“Television broadcasts are truly valuable to Americans. This is nowhere more evident than among the many non-commercial broadcasters NRB represents that operate thanks to the generous giving of those in the communities they serve,“said Dr. Frank Wright, President and CEO of NRB. “Sadly, the debt ceiling plan currently being offered by Senate Democrats would put these community servants in a very precarious spot as it could auction away their future.”
As with other expressions of concern, it is the proposal of Sen. Harry Reid (D-NV) that is sparking concern. In addition to suggesting an auction value that many, particularly the CBO, would consider to be inflated, it would authorize the FCC to move ahead on auctions and channel repacking without offering adequate protection to broadcast interests
NRB has an additional concern – the plight of Class A and low power television stations, a significant number of which are owned by NRB members.

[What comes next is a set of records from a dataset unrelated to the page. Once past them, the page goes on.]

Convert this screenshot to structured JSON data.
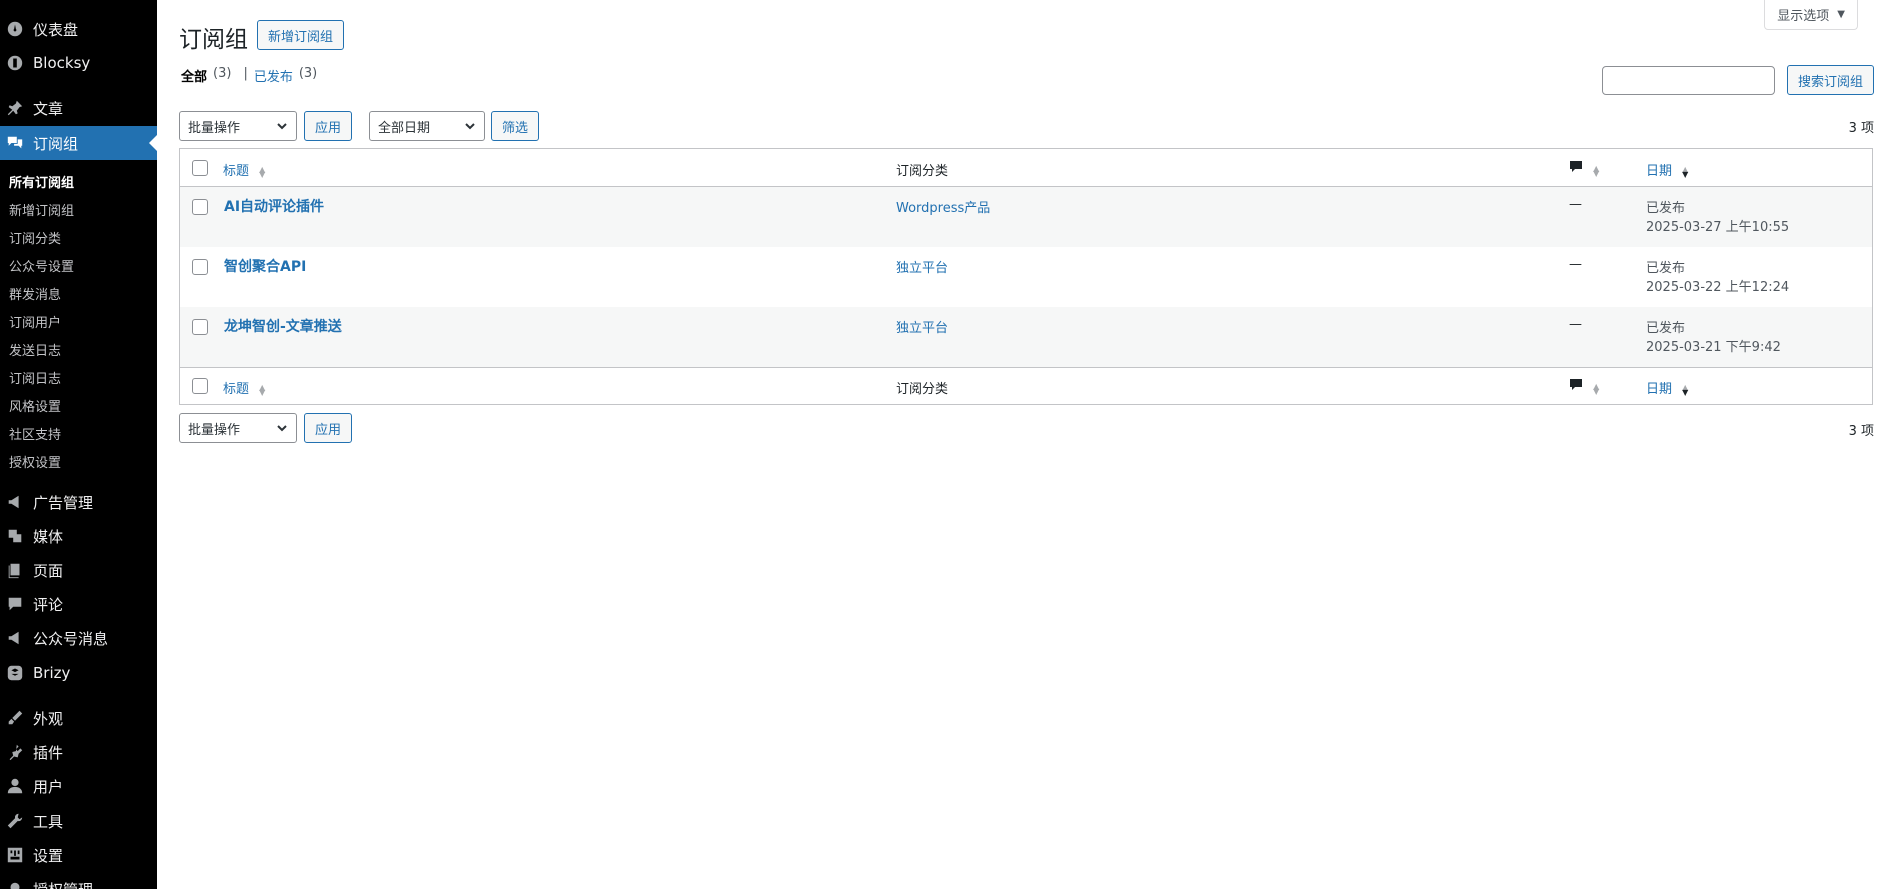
{
  "sidebar": {
    "items": [
      {
        "label": "仪表盘",
        "icon": "dashboard-icon"
      },
      {
        "label": "Blocksy",
        "icon": "blocksy-icon"
      },
      {
        "label": "文章",
        "icon": "pushpin-icon"
      },
      {
        "label": "订阅组",
        "icon": "comments-icon"
      },
      {
        "label": "广告管理",
        "icon": "megaphone-icon"
      },
      {
        "label": "媒体",
        "icon": "media-icon"
      },
      {
        "label": "页面",
        "icon": "page-icon"
      },
      {
        "label": "评论",
        "icon": "comment-icon"
      },
      {
        "label": "公众号消息",
        "icon": "megaphone-icon"
      },
      {
        "label": "Brizy",
        "icon": "brizy-icon"
      },
      {
        "label": "外观",
        "icon": "brush-icon"
      },
      {
        "label": "插件",
        "icon": "plugin-icon"
      },
      {
        "label": "用户",
        "icon": "user-icon"
      },
      {
        "label": "工具",
        "icon": "wrench-icon"
      },
      {
        "label": "设置",
        "icon": "settings-icon"
      },
      {
        "label": "授权管理",
        "icon": "lock-icon"
      }
    ],
    "submenu": [
      "所有订阅组",
      "新增订阅组",
      "订阅分类",
      "公众号设置",
      "群发消息",
      "订阅用户",
      "发送日志",
      "订阅日志",
      "风格设置",
      "社区支持",
      "授权设置"
    ]
  },
  "header": {
    "screen_options": "显示选项",
    "title": "订阅组",
    "add_new": "新增订阅组"
  },
  "filters": {
    "all_label": "全部",
    "all_count": "(3)",
    "separator": "|",
    "published_label": "已发布",
    "published_count": "(3)",
    "search_button": "搜索订阅组",
    "bulk_actions": "批量操作",
    "apply": "应用",
    "all_dates": "全部日期",
    "filter": "筛选",
    "items_count": "3 项"
  },
  "table": {
    "columns": {
      "title": "标题",
      "category": "订阅分类",
      "date": "日期"
    },
    "rows": [
      {
        "title": "AI自动评论插件",
        "category": "Wordpress产品",
        "comments": "—",
        "status": "已发布",
        "date": "2025-03-27 上午10:55"
      },
      {
        "title": "智创聚合API",
        "category": "独立平台",
        "comments": "—",
        "status": "已发布",
        "date": "2025-03-22 上午12:24"
      },
      {
        "title": "龙坤智创-文章推送",
        "category": "独立平台",
        "comments": "—",
        "status": "已发布",
        "date": "2025-03-21 下午9:42"
      }
    ]
  },
  "colors": {
    "sidebar_bg": "#000000",
    "active_bg": "#2271b1",
    "link": "#2271b1"
  }
}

“Religious television broadcasters were called on by Congress to make significant sacrifices in the move to digital television and subsequent spectrum auctions just a few years ago. With questions about current broadband spectrum allocations not being fully utilized, we wonder if a new auction is truly necessary,” said Craig Parshall, NRB Senior Vice President and General Counsel. Nevertheless, if there is to be one, NRB urges Congress to seek out and include explicit provisions and protections that fairly honor the services and investments of religious full power, Class A, and low power television broadcasters in their local communities.”